Task brief:
I'd like every line in the following listing that holds "Billing" copied.

Input:
+ + + +

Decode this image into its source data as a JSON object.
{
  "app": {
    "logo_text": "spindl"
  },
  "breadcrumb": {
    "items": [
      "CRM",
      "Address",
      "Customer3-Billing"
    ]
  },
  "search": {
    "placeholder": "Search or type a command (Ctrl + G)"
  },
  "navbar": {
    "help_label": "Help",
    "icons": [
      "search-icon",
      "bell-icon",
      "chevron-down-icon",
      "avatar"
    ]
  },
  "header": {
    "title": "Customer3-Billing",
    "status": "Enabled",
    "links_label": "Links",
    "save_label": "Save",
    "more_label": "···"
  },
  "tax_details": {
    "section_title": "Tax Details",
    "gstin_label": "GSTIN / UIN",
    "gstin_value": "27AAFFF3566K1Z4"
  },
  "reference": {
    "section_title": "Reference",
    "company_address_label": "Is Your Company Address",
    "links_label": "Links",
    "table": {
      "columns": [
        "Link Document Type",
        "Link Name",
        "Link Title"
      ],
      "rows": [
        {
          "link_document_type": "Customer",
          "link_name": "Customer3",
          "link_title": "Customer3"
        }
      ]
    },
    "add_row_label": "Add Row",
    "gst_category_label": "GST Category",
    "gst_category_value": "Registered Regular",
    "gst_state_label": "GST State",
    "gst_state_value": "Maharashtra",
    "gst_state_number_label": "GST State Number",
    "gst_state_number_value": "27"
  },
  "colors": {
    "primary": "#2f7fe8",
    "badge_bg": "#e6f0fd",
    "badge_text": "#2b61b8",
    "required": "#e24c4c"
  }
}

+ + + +

Reply:
      "Customer3-Billing"
    "title": "Customer3-Billing",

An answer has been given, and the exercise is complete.